“These programs have emerged from a grassroots level, and they work to cultivate equity-minded leaders and provide support to our faculty and staff of color,” she said of efforts to cultivate equity-minded leaders. “These programs have served to establish rich communities and networks of colleagues of color across the system.”
Nguyen highlighted the Social Justice Leadership Institute, the Administrators of Color Leadership Program and the Faculty of Color Cross-Institutional Mentorship Program.
Speaking next, Akpojovwo provided senators with an overview of the Faculty and Staff of Color Conference and the Social Justice Leadership Institute. She serves as the chair of the conference and director of the institute.
In its 26th year, the Faculty and Staff of Color Conference provides a safe and inclusive space for systemically non-dominant employees in higher education. About 400 people attend the conference each year, with over 600 attending its virtual conference in 2020.
“It’s throughout Washington state and actually we’re getting some participants from Oregon, as well,” Akpojovwo said.
The Social Justice Leadership Institute, a collaboration between Bellevue College and South Seattle College, is focused on honing leaders’ skills so they can become culturally responsive social justice leaders in colleges and universities in Washington and Oregon. In its seventh year, the institute graduated over 150 people with 28 in this year’s cohort.
The conference, which was held this year in late February, aims to improve equitable, sustainable experiences and outcomes for historically underrepresented higher education students and employees.
“We’re seeing we have great support in Washington state, but we wanted to move out a little bit more because we have unique social justice issues in the Pacific Northwest region,” Willard said. “We developed this conference to improve equitable, sustainable experiences and outcomes for historically underrepresented students and employees of the higher education system through effective instruction and anti-racist supports."
In its second year, the conference hosted 467 attendees from across the country.
“The anti-racist piece is what we really focus on,” she said. “It’s geared toward educators and administrators and people who want to broaden their social justice knowledge.”
The BUILD — Broadening Understanding Intercultural Leadership and Development — Training Program is a 10 month intensive anti-racist, power privilege and inequity training for faculty, staff and students.

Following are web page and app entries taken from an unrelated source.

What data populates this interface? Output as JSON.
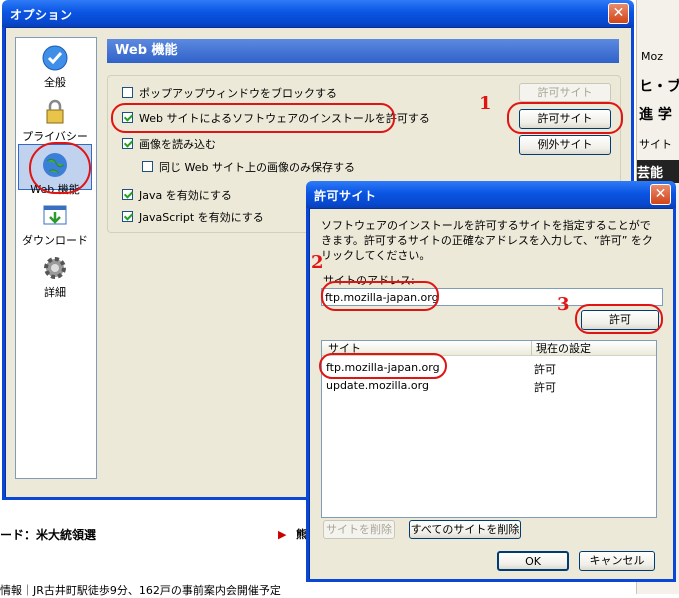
{
  "background": {
    "right_fragments": [
      "Moz",
      "ヒ・ブ",
      "進 学",
      "サイト",
      "芸能"
    ],
    "bottom_left": "ード：米大統領選",
    "bottom_mid": "▶",
    "bottom_mid2": "熊",
    "bottom_footer": "情報｜JR古井町駅徒歩9分、162戸の事前案内会開催予定"
  },
  "options_window": {
    "title": "オプション",
    "close": "✕",
    "sidebar": [
      {
        "label": "全般",
        "icon": "general-check-icon"
      },
      {
        "label": "プライバシー",
        "icon": "privacy-lock-icon"
      },
      {
        "label": "Web 機能",
        "icon": "web-features-globe-icon"
      },
      {
        "label": "ダウンロード",
        "icon": "download-icon"
      },
      {
        "label": "詳細",
        "icon": "advanced-gear-icon"
      }
    ],
    "panel_title": "Web 機能",
    "checkboxes": [
      {
        "label": "ポップアップウィンドウをブロックする",
        "checked": false
      },
      {
        "label": "Web サイトによるソフトウェアのインストールを許可する",
        "checked": true
      },
      {
        "label": "画像を読み込む",
        "checked": true
      },
      {
        "label": "同じ Web サイト上の画像のみ保存する",
        "checked": false
      },
      {
        "label": "Java を有効にする",
        "checked": true
      },
      {
        "label": "JavaScript を有効にする",
        "checked": true
      }
    ],
    "buttons": {
      "popup_allowed_sites": "許可サイト",
      "install_allowed_sites": "許可サイト",
      "image_exceptions": "例外サイト"
    }
  },
  "allowed_sites_dialog": {
    "title": "許可サイト",
    "close": "✕",
    "description": "ソフトウェアのインストールを許可するサイトを指定することができます。許可するサイトの正確なアドレスを入力して、“許可” をクリックしてください。",
    "address_label": "サイトのアドレス:",
    "address_value": "ftp.mozilla-japan.org",
    "allow_button": "許可",
    "columns": {
      "site": "サイト",
      "status": "現在の設定"
    },
    "rows": [
      {
        "site": "ftp.mozilla-japan.org",
        "status": "許可"
      },
      {
        "site": "update.mozilla.org",
        "status": "許可"
      }
    ],
    "remove_site": "サイトを削除",
    "remove_all": "すべてのサイトを削除",
    "ok": "OK",
    "cancel": "キャンセル"
  },
  "annotations": {
    "n1": "1",
    "n2": "2",
    "n3": "3"
  },
  "colors": {
    "accent": "#0b47d6",
    "highlight_red": "#e11414",
    "panel_header": "#2f62c9"
  }
}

“It’s really helped the institution move forward in our anti-racist practices and operationalizing our social justice values on campus,” Willard said.
Sen. Emily Randall, the chair of the committee, thanked Nguyen, Akpojovwo and Willard for presenting.
“I’m so grateful for the leadership and the deep investment the State Board for Community and Technical Colleges and partner institutions have been undertaking,” she said. “We’re struggling through a lot right now, but we can — and we are clearly — [be] really rooted in such strength and understanding, and that makes me really excited about where we’re headed from here and how we can continue to create more opportunities for learners and educators in our state.”
Coming up next week
The Senate is expected to release its version of the 2021-2023 operating budget next week, with the Ways and Means Committee scheduled to hear the bill at its hearing Friday.
Friday also marks the session's next cutoff deadline when bills, unless needed for the budget, need to be voted out of policy committees to continue in the legislative process. Up for a hearing in the House College and Workforce Development Committee's Monday hearing is E2SSB 5194, the bill that would require community and technical colleges to develop diversity, equity and inclusion strategic plans, address required elements of Guided Pathways, provide for adding 200 full-time faculty positions over three years, and create a grant program for additional mental health counselors.